Mendeley readers

The data shown below were compiled from readership statistics for 18 Mendeley readers of this research output. Click here to see the associated Mendeley record.

Geographical breakdown

Country Count As %
Unknown 18 100%

Demographic breakdown

Readers by professional status Count As %
Researcher 4 22%
Other 2 11%
Student > Master 2 11%
Student > Ph. D. Student 1 6%
Lecturer 1 6%
Other 2 11%
Unknown 6 33%
Readers by discipline Count As %
Medicine and Dentistry 8 44%
Biochemistry, Genetics and Molecular Biology 2 11%
Immunology and Microbiology 1 6%
Agricultural and Biological Sciences 1 6%
Unknown 6 33%
Attention Score in Context

Attention Score in Context
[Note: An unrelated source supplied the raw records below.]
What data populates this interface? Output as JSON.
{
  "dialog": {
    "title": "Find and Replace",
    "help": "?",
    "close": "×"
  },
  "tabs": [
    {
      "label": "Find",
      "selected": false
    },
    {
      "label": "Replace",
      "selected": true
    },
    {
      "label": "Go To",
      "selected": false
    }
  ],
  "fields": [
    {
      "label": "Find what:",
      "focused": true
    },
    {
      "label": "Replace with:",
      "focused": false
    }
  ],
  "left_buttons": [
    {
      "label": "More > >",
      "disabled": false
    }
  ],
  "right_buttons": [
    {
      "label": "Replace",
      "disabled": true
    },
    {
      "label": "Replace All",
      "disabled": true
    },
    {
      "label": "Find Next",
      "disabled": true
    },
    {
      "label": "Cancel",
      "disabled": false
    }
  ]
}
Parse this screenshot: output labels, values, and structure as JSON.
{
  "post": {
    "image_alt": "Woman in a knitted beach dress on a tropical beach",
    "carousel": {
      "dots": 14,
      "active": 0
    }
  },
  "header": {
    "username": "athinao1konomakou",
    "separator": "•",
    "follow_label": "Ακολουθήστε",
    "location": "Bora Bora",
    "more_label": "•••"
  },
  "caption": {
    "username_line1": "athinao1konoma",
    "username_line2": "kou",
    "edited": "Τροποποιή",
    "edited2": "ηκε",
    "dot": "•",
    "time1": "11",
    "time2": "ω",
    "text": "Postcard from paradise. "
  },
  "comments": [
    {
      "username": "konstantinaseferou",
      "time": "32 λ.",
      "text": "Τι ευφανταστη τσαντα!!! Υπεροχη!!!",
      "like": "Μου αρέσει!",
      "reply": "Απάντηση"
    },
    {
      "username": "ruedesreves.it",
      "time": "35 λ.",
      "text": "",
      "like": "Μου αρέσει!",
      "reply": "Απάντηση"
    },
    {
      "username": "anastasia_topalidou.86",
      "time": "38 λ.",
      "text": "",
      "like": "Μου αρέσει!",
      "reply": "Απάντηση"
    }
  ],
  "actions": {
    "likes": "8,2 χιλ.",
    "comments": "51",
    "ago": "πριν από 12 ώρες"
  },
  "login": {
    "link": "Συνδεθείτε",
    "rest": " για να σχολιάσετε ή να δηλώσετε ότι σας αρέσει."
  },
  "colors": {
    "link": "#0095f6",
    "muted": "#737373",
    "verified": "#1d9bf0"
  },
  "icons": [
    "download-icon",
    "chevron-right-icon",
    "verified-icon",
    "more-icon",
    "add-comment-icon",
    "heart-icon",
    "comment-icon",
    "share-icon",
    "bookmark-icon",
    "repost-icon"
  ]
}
This research output has an Altmetric Attention Score of 1. This is our high-level measure of the quality and quantity of online attention that it has received. This Attention Score, as well as the ranking and number of research outputs shown below, was calculated when the research output was last mentioned on 01 December 2012.
All research outputs
#19,945,185
of 25,374,917 outputs
Outputs from Clinical Ophthalmology
#2,475
of 3,712 outputs
Outputs of similar age
#152,549
of 202,252 outputs
Outputs of similar age from Clinical Ophthalmology
#23
of 39 outputs
Altmetric has tracked 25,374,917 research outputs across all sources so far. This one is in the 18th percentile – i.e., 18% of other outputs scored the same or lower than it.
So far Altmetric has tracked 3,712 research outputs from this source. They receive a mean Attention Score of 4.9. This one is in the 29th percentile – i.e., 29% of its peers scored the same or lower than it.
Older research outputs will score higher simply because they've had more time to accumulate mentions. To account for age we can compare this Altmetric Attention Score to the 202,252 tracked outputs that were published within six weeks on either side of this one in any source. This one is in the 21st percentile – i.e., 21% of its contemporaries scored the same or lower than it.
We're also able to compare this research output to 39 others from the same source and published within six weeks on either side of this one. This one is in the 35th percentile – i.e., 35% of its contemporaries scored the same or lower than it.